Well, for a start, they are better designed and have interesting and informative content, thus being clever enough to avoid these 10 common
- All flair, no substance: Sometimes web designers – and clients – can get all carried away with the whizz-bang design elements, such as flash animation, and forget about the goal of the website – to turn hits into paying customers! Remember, there are still people out there with slow processors and even slower internet connections. Too much animation will drive these potential leads away. Finally, interactive flash elements, if used incorrectly, can damage your search engine optimisation strategy.
- Love it and leave it: Some people get all excited about their website being “finished”, but online presence is never finished. Think of it as a living thing – when you ignore it, it withers and dies. You need to have an ongoing budget line to ensure you can “tweak” it regularly. And not just for content – but for ongoing functionality and navigation improvements.
- Too busy: Some websites are just so full of conflicting elements that you don’t know where to look. There’s a picture here, some text there, a video over in the corner and so on. When it comes to website design, remember the old adage – KISS (Keep it Simple, Stupid) adage. A clear, clean font, complementary colour scheme and plenty of white space.
- No blog: Every man and his dog had a blog these days, and there’s a reason for this – it has huge traffic-generating potential. For a start, Google loves blogs because, by their very nature, there’s regular new content. But also, if you give great advice and assistance to people in your industry, they will keep coming back.
- Not mobile-friendly: More and more people are using their smart phones to browse the internet. Therefore, if people can’t read your site with a mobile phone, you’ve immediately lost many potential customers.
- No call to action: Unless the aim of your website is to be merely an online brochure, you need to convert viewers into customers. So if its purpose is to have them contact your bricks and mortar shopfront, then you need prominent contact details; if it is to drive online sales, then you must have user-friendly shopping cart add on.
- Selling yourself short: A lot of people think that if you accept advertising on your website, you have “sold out”. So what if you have? A person has to make a living, you know. But you will never be able to accept advertising if you haven’t left room for it, so you need to build that into your design – in fact, it’s best to develop an advertising strategy before you even begin the design.
- Messy or inconsistent branding: Your website does not stand alone from the rest of your branding. So, again, make sure your branding strategy is in place before starting the web design.
- No way to capture visitors’ emails: The best websites (in terms of conversion) have developed a database of contacts through offering an e-newsletter, e-book or special deal for subscribers. This database is invaluable, as it means you have the attention of people interested in your business. If you don’t have this,
you are missing out on possible ongoing clients.
- No social media integration: If you’re in business and don’t have a social media presence these days, you may not be in business long! But there’s no point having this presence if your website doesn’t point to it (and vice-versa, your social media accounts don’t drive people to your website). You can even get a plug in that allows people to “like” you Facebook page from your website.

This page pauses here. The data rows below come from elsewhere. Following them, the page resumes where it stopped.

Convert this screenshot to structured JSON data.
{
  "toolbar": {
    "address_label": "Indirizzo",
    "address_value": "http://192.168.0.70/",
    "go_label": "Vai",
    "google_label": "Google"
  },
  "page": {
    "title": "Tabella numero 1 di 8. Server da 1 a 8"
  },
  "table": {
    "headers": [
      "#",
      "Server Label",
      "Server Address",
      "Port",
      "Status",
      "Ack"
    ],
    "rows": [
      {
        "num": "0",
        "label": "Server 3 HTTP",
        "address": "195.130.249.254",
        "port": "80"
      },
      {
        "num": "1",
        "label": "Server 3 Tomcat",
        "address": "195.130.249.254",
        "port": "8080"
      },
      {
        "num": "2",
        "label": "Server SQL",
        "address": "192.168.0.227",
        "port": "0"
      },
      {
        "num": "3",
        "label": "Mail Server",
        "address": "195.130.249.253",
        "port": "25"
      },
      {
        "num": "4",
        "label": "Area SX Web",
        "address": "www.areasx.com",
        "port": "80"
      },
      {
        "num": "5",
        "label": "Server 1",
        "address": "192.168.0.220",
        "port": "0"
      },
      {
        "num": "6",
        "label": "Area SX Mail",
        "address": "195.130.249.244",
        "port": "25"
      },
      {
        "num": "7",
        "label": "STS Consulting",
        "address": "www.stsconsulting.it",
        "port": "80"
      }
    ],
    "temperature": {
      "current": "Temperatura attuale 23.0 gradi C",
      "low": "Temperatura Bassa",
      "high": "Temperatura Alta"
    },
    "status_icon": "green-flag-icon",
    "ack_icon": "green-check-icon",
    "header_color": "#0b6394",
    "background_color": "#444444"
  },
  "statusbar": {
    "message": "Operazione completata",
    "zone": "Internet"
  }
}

If you need assistance with a new website, or a redesign and relaunch of your current online presence, Direct Sites Online would love to help.

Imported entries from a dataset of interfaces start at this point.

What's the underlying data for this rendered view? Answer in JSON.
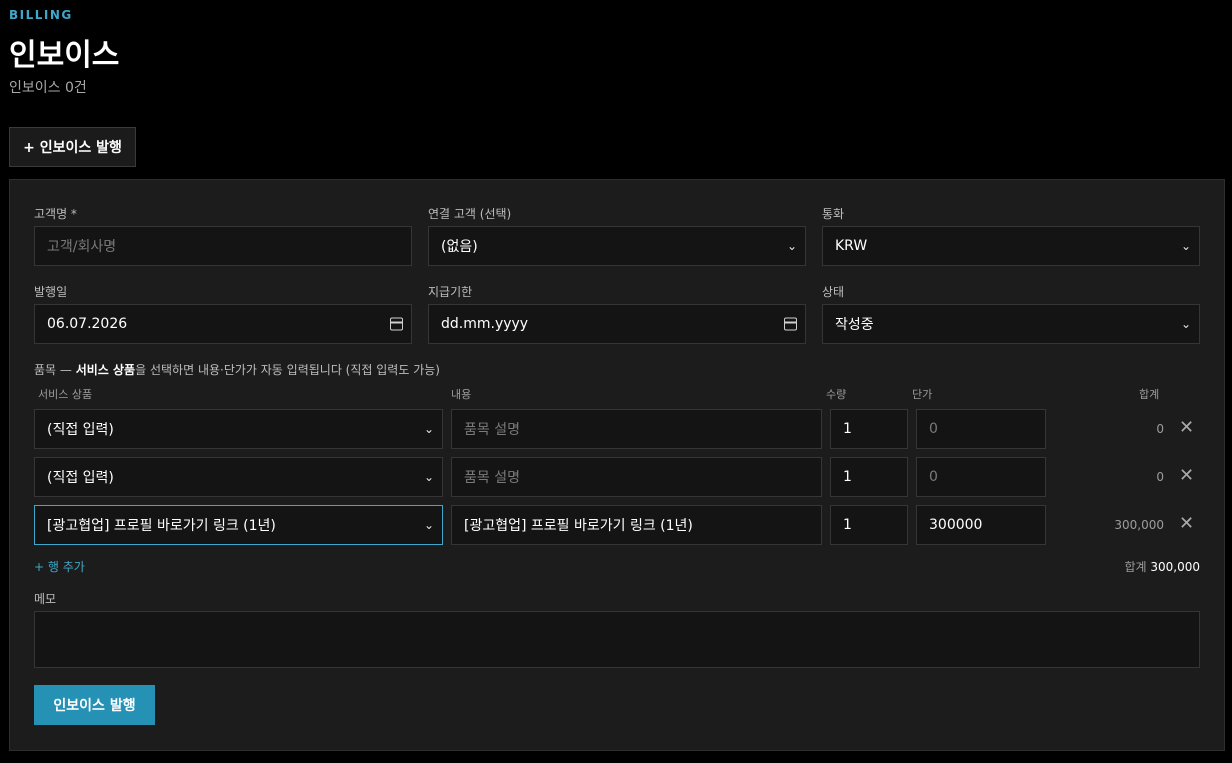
{
  "header": {
    "eyebrow": "BILLING",
    "title": "인보이스",
    "count_text": "인보이스 0건",
    "new_button": "+ 인보이스 발행"
  },
  "form": {
    "customer_name_label": "고객명 *",
    "customer_name_placeholder": "고객/회사명",
    "linked_customer_label": "연결 고객 (선택)",
    "linked_customer_value": "(없음)",
    "currency_label": "통화",
    "currency_value": "KRW",
    "issue_date_label": "발행일",
    "issue_date_value": "06.07.2026",
    "due_date_label": "지급기한",
    "due_date_value": "dd.mm.yyyy",
    "status_label": "상태",
    "status_value": "작성중",
    "items_hint_prefix": "품목 — ",
    "items_hint_bold": "서비스 상품",
    "items_hint_suffix": "을 선택하면 내용·단가가 자동 입력됩니다 (직접 입력도 가능)",
    "columns": {
      "product": "서비스 상품",
      "description": "내용",
      "qty": "수량",
      "price": "단가",
      "total": "합계"
    },
    "description_placeholder": "품목 설명",
    "price_placeholder": "0",
    "rows": [
      {
        "product": "(직접 입력)",
        "description": "",
        "qty": "1",
        "price": "",
        "total": "0"
      },
      {
        "product": "(직접 입력)",
        "description": "",
        "qty": "1",
        "price": "",
        "total": "0"
      },
      {
        "product": "[광고협업] 프로필 바로가기 링크 (1년)",
        "description": "[광고협업] 프로필 바로가기 링크 (1년)",
        "qty": "1",
        "price": "300000",
        "total": "300,000"
      }
    ],
    "add_row": "+ 행 추가",
    "grand_total_label": "합계",
    "grand_total_value": "300,000",
    "memo_label": "메모",
    "submit": "인보이스 발행"
  },
  "colors": {
    "accent": "#3fa7c9",
    "submit_bg": "#2591b5",
    "background": "#000000",
    "panel": "#1c1c1c"
  }
}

Contact us at firstname.lastname@example.org, or call Peter on 0407 702 096.